#### [Required action]
If a line in the entries contains the word "that", list it.

#### [Available data]
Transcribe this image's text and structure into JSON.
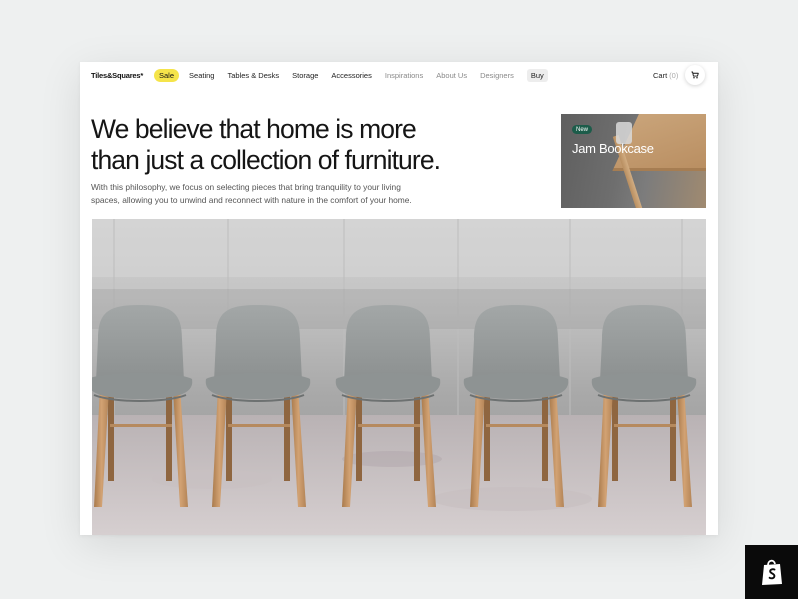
{
  "brand": {
    "logo": "Tiles&Squares*"
  },
  "nav": {
    "items": [
      {
        "label": "Sale"
      },
      {
        "label": "Seating"
      },
      {
        "label": "Tables & Desks"
      },
      {
        "label": "Storage"
      },
      {
        "label": "Accessories"
      },
      {
        "label": "Inspirations"
      },
      {
        "label": "About Us"
      },
      {
        "label": "Designers"
      },
      {
        "label": "Buy"
      }
    ],
    "cart_label": "Cart",
    "cart_count": "(0)"
  },
  "hero": {
    "headline_line1": "We believe that home is more",
    "headline_line2": "than just a collection of furniture.",
    "subtext_line1": "With this philosophy, we focus on selecting pieces that bring tranquility to your living",
    "subtext_line2": "spaces, allowing you to unwind and reconnect with nature in the comfort of your home."
  },
  "promo": {
    "badge": "New",
    "title": "Jam Bookcase"
  },
  "colors": {
    "sale_highlight": "#f5e44a",
    "new_badge": "#1c5c4a",
    "shopify_badge": "#0a0a0a"
  },
  "icons": {
    "cart": "cart-icon",
    "shopify": "shopify-bag-icon"
  }
}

#### [Written solution]
    "headline_line1": "We believe that home is more",
    "subtext_line1": "With this philosophy, we focus on selecting pieces that bring tranquility to your living",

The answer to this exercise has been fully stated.